— WORK REQUIRED —
The answer must consist of every line in the data that contains "this".
%%
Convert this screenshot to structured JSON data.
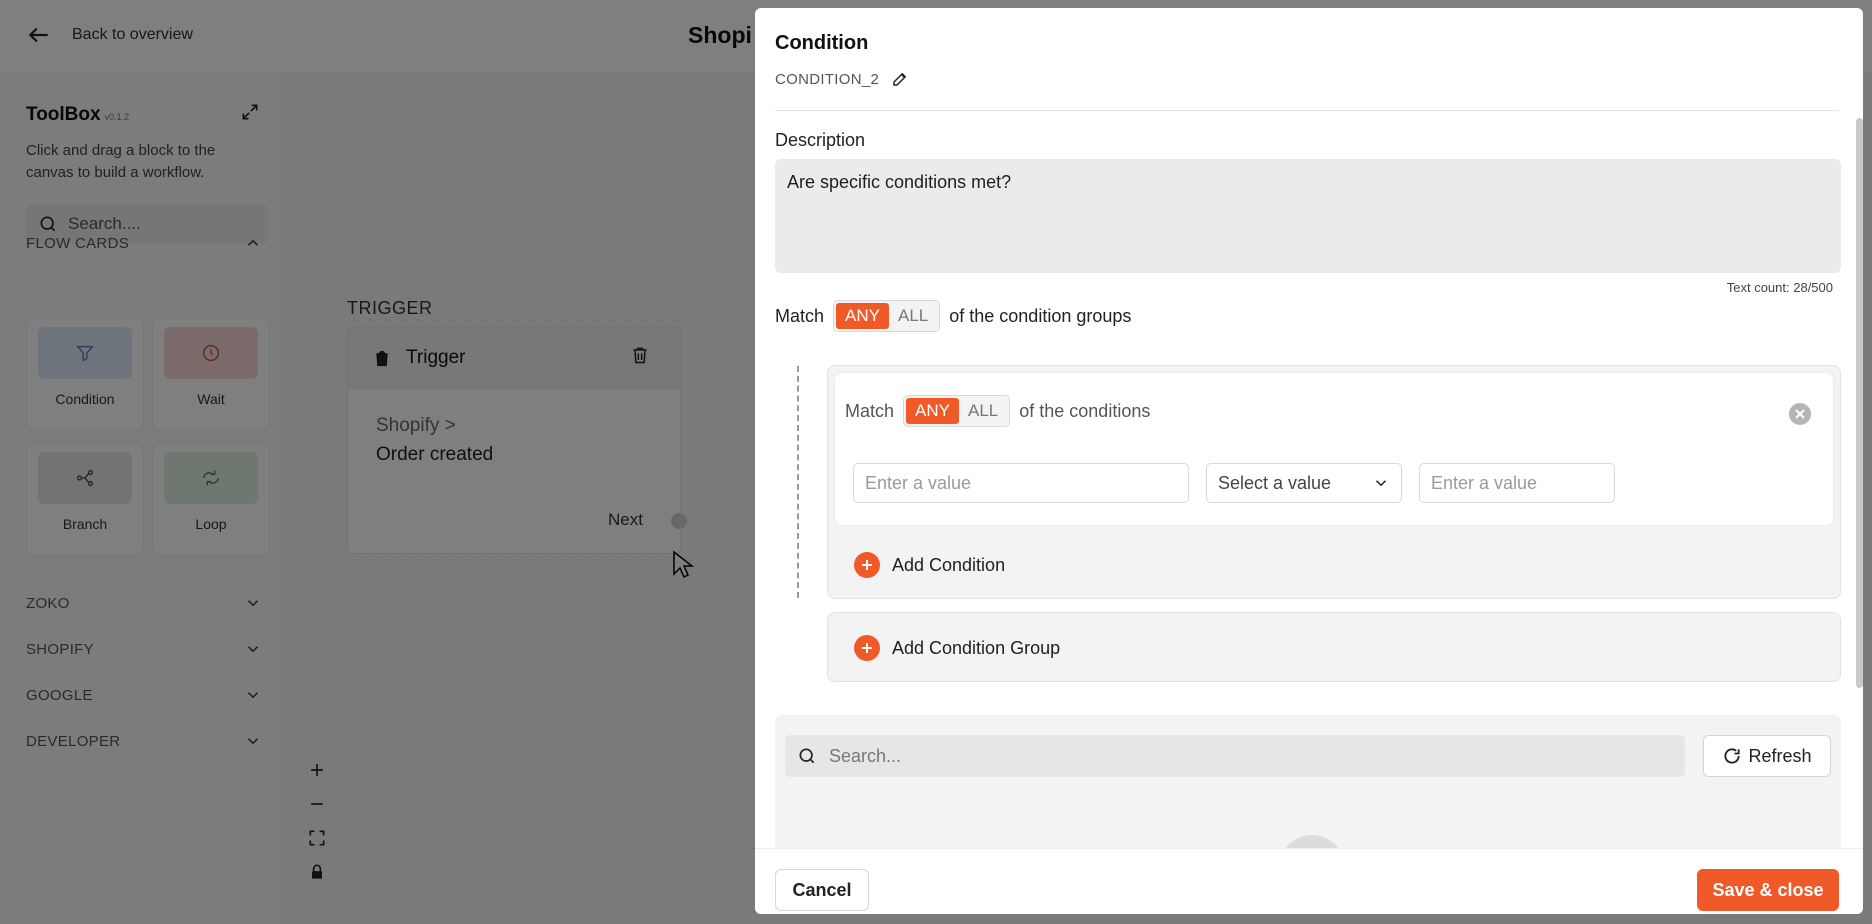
{
  "app": {
    "back_label": "Back to overview",
    "title": "Shopi"
  },
  "toolbox": {
    "title": "ToolBox",
    "version": "v0.1.2",
    "description": "Click and drag a block to the canvas to build a workflow.",
    "search_placeholder": "Search....",
    "sections": {
      "flow_cards": "FLOW CARDS",
      "zoko": "ZOKO",
      "shopify": "SHOPIFY",
      "google": "GOOGLE",
      "developer": "DEVELOPER"
    },
    "cards": [
      {
        "label": "Condition",
        "icon": "filter-icon",
        "color": "#dbe8f7"
      },
      {
        "label": "Wait",
        "icon": "clock-icon",
        "color": "#f6d9d6"
      },
      {
        "label": "Branch",
        "icon": "branch-icon",
        "color": "#e6e6e6"
      },
      {
        "label": "Loop",
        "icon": "loop-icon",
        "color": "#dcefe1"
      }
    ]
  },
  "canvas": {
    "trigger_label": "TRIGGER",
    "trigger_title": "Trigger",
    "trigger_source": "Shopify >",
    "trigger_event": "Order created",
    "next_label": "Next"
  },
  "modal": {
    "title": "Condition",
    "id": "CONDITION_2",
    "description_label": "Description",
    "description_value": "Are specific conditions met?",
    "text_count": "Text count: 28/500",
    "match_prefix": "Match",
    "any_label": "ANY",
    "all_label": "ALL",
    "groups_suffix": "of the condition groups",
    "conditions_suffix": "of the conditions",
    "field1_placeholder": "Enter a value",
    "select_placeholder": "Select a value",
    "field2_placeholder": "Enter a value",
    "add_condition": "Add Condition",
    "add_condition_group": "Add Condition Group",
    "search_placeholder": "Search...",
    "refresh_label": "Refresh",
    "cancel_label": "Cancel",
    "save_label": "Save & close"
  },
  "colors": {
    "accent": "#f05a28"
  }
}
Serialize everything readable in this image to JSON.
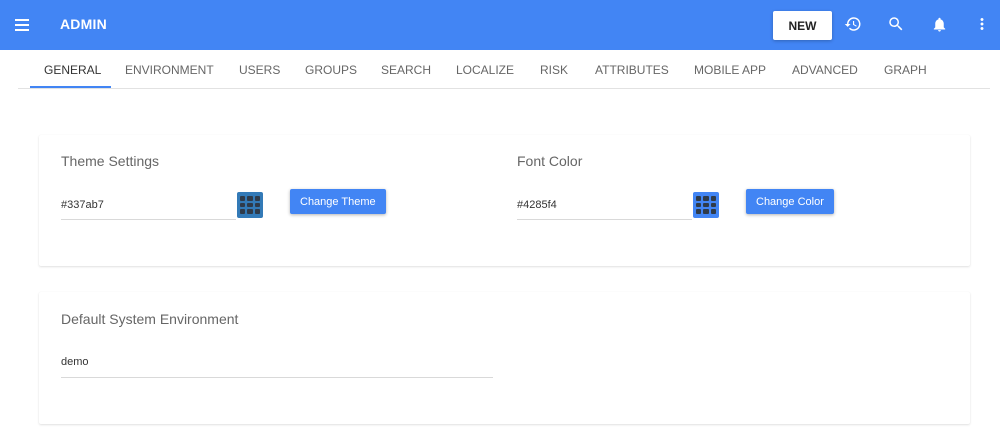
{
  "header": {
    "title": "ADMIN",
    "new_label": "NEW",
    "icons": [
      "menu-icon",
      "history-icon",
      "search-icon",
      "bell-icon",
      "more-vert-icon"
    ],
    "color": "#4285f4"
  },
  "tabs": [
    {
      "label": "GENERAL",
      "active": true
    },
    {
      "label": "ENVIRONMENT"
    },
    {
      "label": "USERS"
    },
    {
      "label": "GROUPS"
    },
    {
      "label": "SEARCH"
    },
    {
      "label": "LOCALIZE"
    },
    {
      "label": "RISK"
    },
    {
      "label": "ATTRIBUTES"
    },
    {
      "label": "MOBILE APP"
    },
    {
      "label": "ADVANCED"
    },
    {
      "label": "GRAPH"
    }
  ],
  "theme_settings": {
    "title": "Theme Settings",
    "value": "#337ab7",
    "button_label": "Change Theme",
    "swatch_color": "#337ab7"
  },
  "font_color": {
    "title": "Font Color",
    "value": "#4285f4",
    "button_label": "Change Color",
    "swatch_color": "#4285f4"
  },
  "default_environment": {
    "title": "Default System Environment",
    "value": "demo"
  }
}
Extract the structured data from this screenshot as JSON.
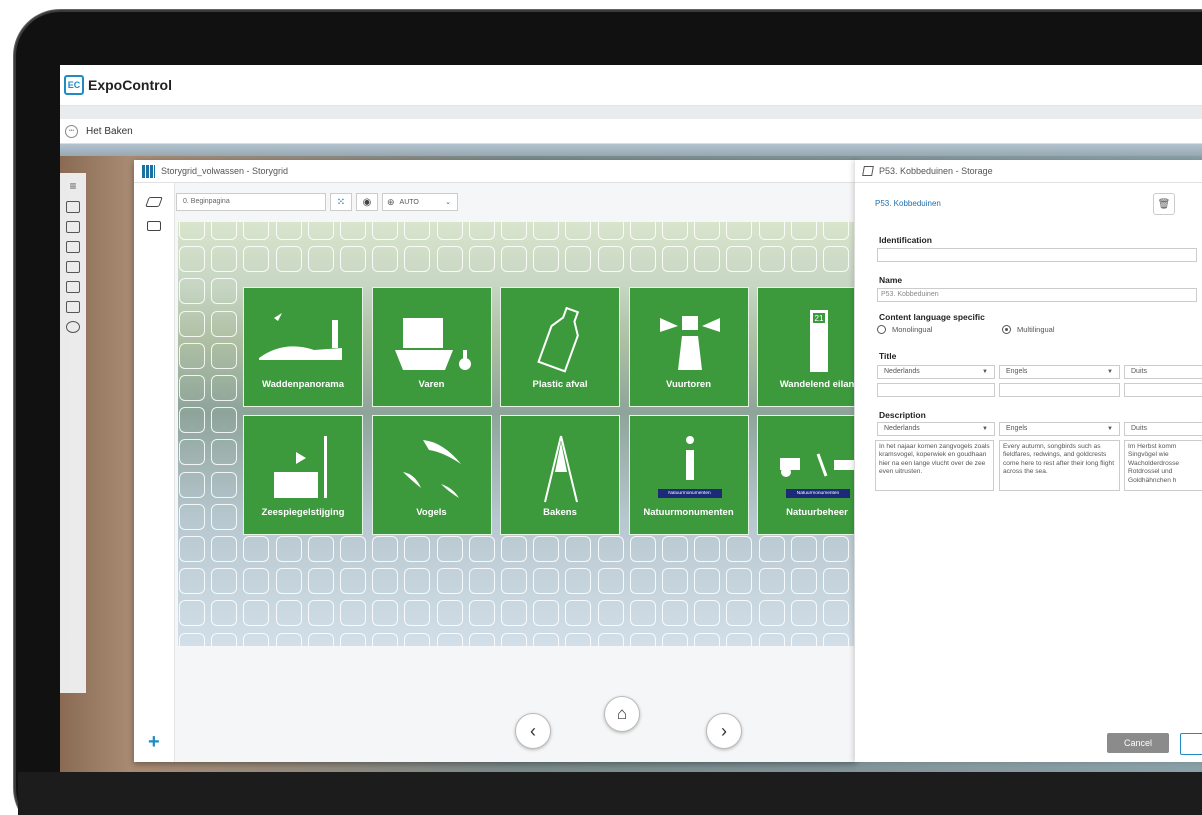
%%
— ANSWER SECTION —
Convert this screenshot to structured JSON data.
Serialize everything readable in this image to JSON.
Extract the structured data from this screenshot as JSON.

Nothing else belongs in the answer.